The majority of our graduate admission decision letters have been sent and one of the most commonly asked questions these days is:  “what kind of career opportunities will I have with this degree?”

To help answer this question, one of our second year MA students (who also serves as one of our marketing assistants) wrote the following article about the services and opportunities available through the Josef Korbel School’s Office of Career and Professional Development.

Deciding to attend graduate school is not just about seeking higher education, but ultimately about finding a job in a career that’s right for you. As a graduate student at the Josef Korbel School, you’ll have doors opened to you for internships and fellowships and access to the Office of Career and Professional Development (OCPD) which provides a wealth of resources to assist matriculated students working through the internship and career search process

An example of these efforts includes organizing career fairs that introduce students to potential employers from across the country. Last year, the school hosted both a security fair and a non-government organization (NGO) networking forum where students were able to interact directly with the hiring managers from places such as the CIA and the Department of State at the security fair and ACCION and Global Greengrants Fund at the NGO forum.

In total, the OCPD held 118 events last year helping students develop skills, engage with employers and network. The office offers advising appointments and conducts resume and essay reviews, mock interviews and job-search related workshops.  Additionally they offer opportunities for students to network with alumni and other contacts.  Representatives from the Department of State, ACCION, Catholic Relief Services and many others attend career fairs in Denver, and speak to students attending Career Connections trips to Washington, DC and to New York.  These professional development opportunities, coupled with a Josef Korbel School education, appear to pay off. According to the most recent OCPD report, 84% of alumni one year after graduating are employed and 7% continued on to get another graduate degree. Of those employed, 40% work for NGOs, 32% work in the private sector and 21% work in the public sector

Approximately half of all graduates stay in Colorado after graduation.

“They don’t come in thinking that they’ll stay here but they fall in love with Colorado,” Mira Morton Luna, the Associate Director of Employers and Career Development, said. “The skills they learn here are applicable to many different jobs.”

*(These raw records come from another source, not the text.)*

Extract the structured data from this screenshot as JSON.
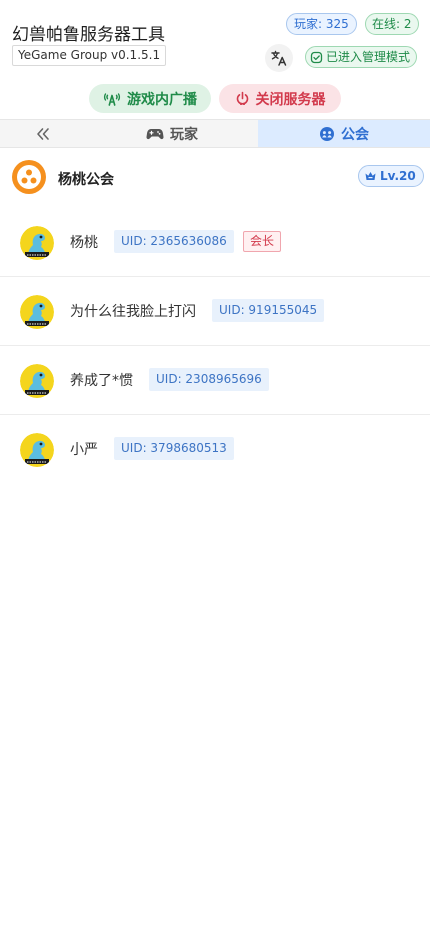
{
  "header": {
    "title": "幻兽帕鲁服务器工具",
    "version": "YeGame Group v0.1.5.1",
    "players_badge": "玩家: 325",
    "online_badge": "在线: 2",
    "admin_badge": "已进入管理模式",
    "translate_icon": "translate-icon"
  },
  "actions": {
    "broadcast_label": "游戏内广播",
    "shutdown_label": "关闭服务器"
  },
  "tabs": {
    "players_label": "玩家",
    "guild_label": "公会",
    "active": "guild"
  },
  "guild": {
    "name": "杨桃公会",
    "level": "Lv.20"
  },
  "members": [
    {
      "name": "杨桃",
      "uid": "UID: 2365636086",
      "role": "会长"
    },
    {
      "name": "为什么往我脸上打闪",
      "uid": "UID: 919155045",
      "role": ""
    },
    {
      "name": "养成了*惯",
      "uid": "UID: 2308965696",
      "role": ""
    },
    {
      "name": "小严",
      "uid": "UID: 3798680513",
      "role": ""
    }
  ],
  "colors": {
    "accent_blue": "#2f6fd1",
    "accent_green": "#1f8b49",
    "accent_red": "#d23a4c",
    "guild_orange": "#f5901e"
  }
}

One reason graduates opt to stay in Colorado is because of its plethora of NGOs and government contractors that students familiarize themselves with while at the Josef Korbel School, whether through internships, career fairs, volunteer work or a number of other informational outlets the school utilizes

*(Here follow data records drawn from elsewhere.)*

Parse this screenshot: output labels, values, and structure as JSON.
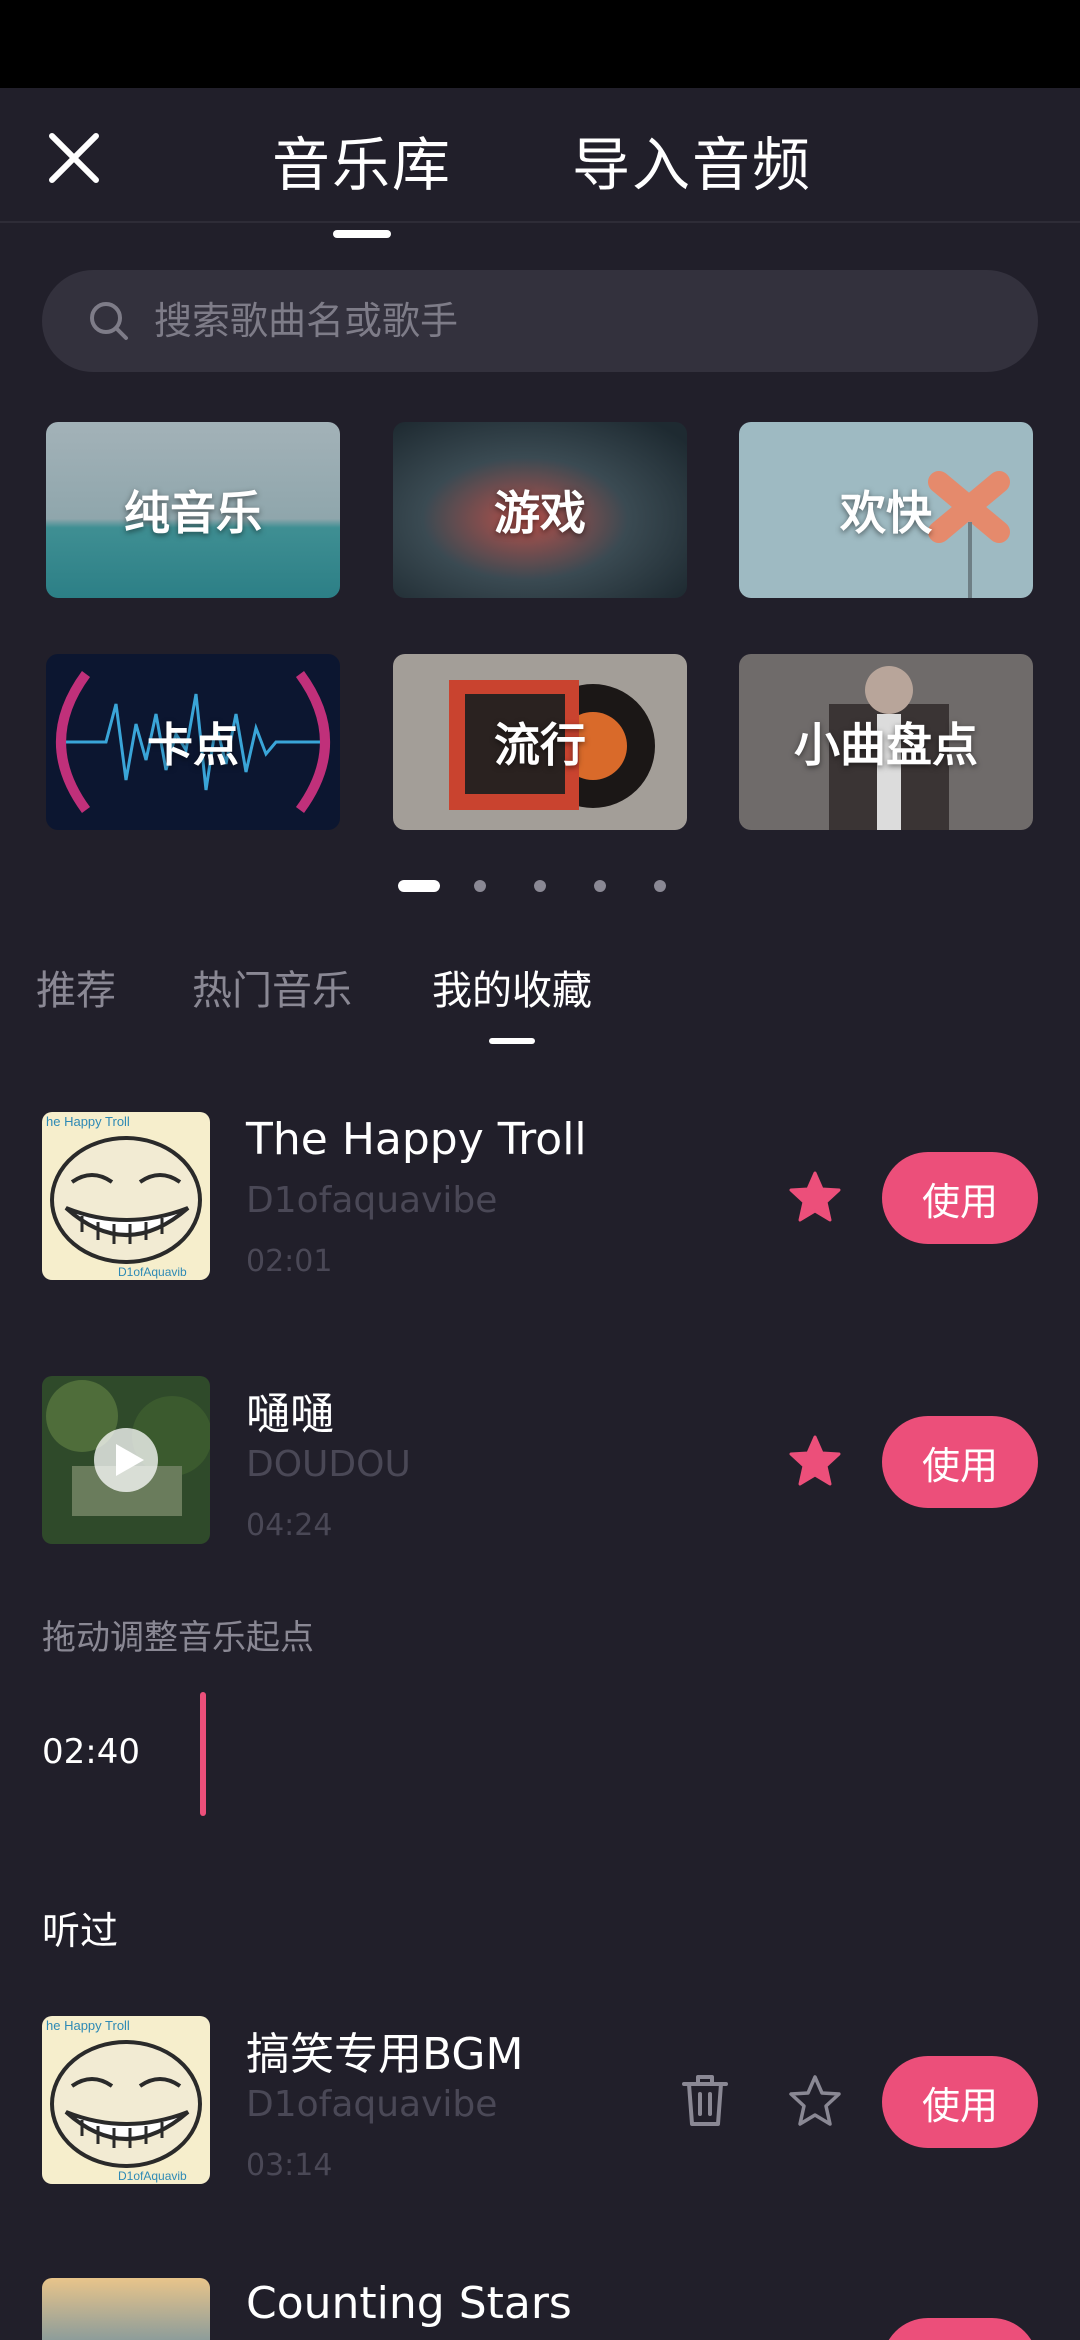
{
  "header": {
    "tabs": [
      {
        "label": "音乐库",
        "active": true
      },
      {
        "label": "导入音频",
        "active": false
      }
    ]
  },
  "search": {
    "placeholder": "搜索歌曲名或歌手"
  },
  "categories": [
    {
      "label": "纯音乐"
    },
    {
      "label": "游戏"
    },
    {
      "label": "欢快"
    },
    {
      "label": "卡点"
    },
    {
      "label": "流行"
    },
    {
      "label": "小曲盘点"
    }
  ],
  "pager": {
    "pages": 5,
    "active": 1
  },
  "subtabs": [
    {
      "label": "推荐"
    },
    {
      "label": "热门音乐"
    },
    {
      "label": "我的收藏",
      "active": true
    }
  ],
  "favorites": [
    {
      "title": "The Happy Troll",
      "artist": "D1ofaquavibe",
      "duration": "02:01",
      "use": "使用",
      "starred": true
    },
    {
      "title": "嗵嗵",
      "artist": "DOUDOU",
      "duration": "04:24",
      "use": "使用",
      "starred": true
    }
  ],
  "trim": {
    "hint": "拖动调整音乐起点",
    "time": "02:40"
  },
  "history": {
    "title": "听过",
    "items": [
      {
        "title": "搞笑专用BGM",
        "artist": "D1ofaquavibe",
        "duration": "03:14",
        "use": "使用",
        "starred": false
      },
      {
        "title": "Counting Stars"
      }
    ]
  },
  "cover_text": {
    "troll_top": "he Happy Troll",
    "troll_bottom": "D1ofAquavib"
  },
  "colors": {
    "background": "#211f2a",
    "accent": "#ec4f7a",
    "search_bg": "#33313d",
    "muted": "#8a8894"
  }
}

Approximately 75% of Josef Korbel students’ degree or certificate programs require an internship for graduation and many internships pave the way for students to find employment in their field.  Some students complete multiple internships, many of which are in Denver or the surrounding area.

During the 2010-11 academic year, Josef Korbel School students registered for 227 internships or practicums, in 32 countries with 106 of them taking place during the summer. Most of those summer internships were at non-profits and NGOs (71), while 27 were in the government. While most students opt to do their internships over the summer, there are opportunities to complete one during any academic quarter.

And for those students who ultimately want to work in the nation’s capital, the Josef Korbel School certainly offers a pathway to get there through the school’s D.C. program. This is a partnership program with the Maxwell School at Syracuse University and GPSIA at the University of Pittsburgh whereby students spend the fall quarter of their second year interning and taking classes in D.C..

As the world’s 11th best international relations masters program, according to Foreign Policy, the Josef Korbel School has shown it can offer something for everybody and has a knack for getting students to where they want to be.

I hope you found this article helpful, please be in touch if you have additional questions.


Nicole Vilegi-Sandage
Associate Director of Graduate Admissions
Josef Korbel School of International Studies
University of Denver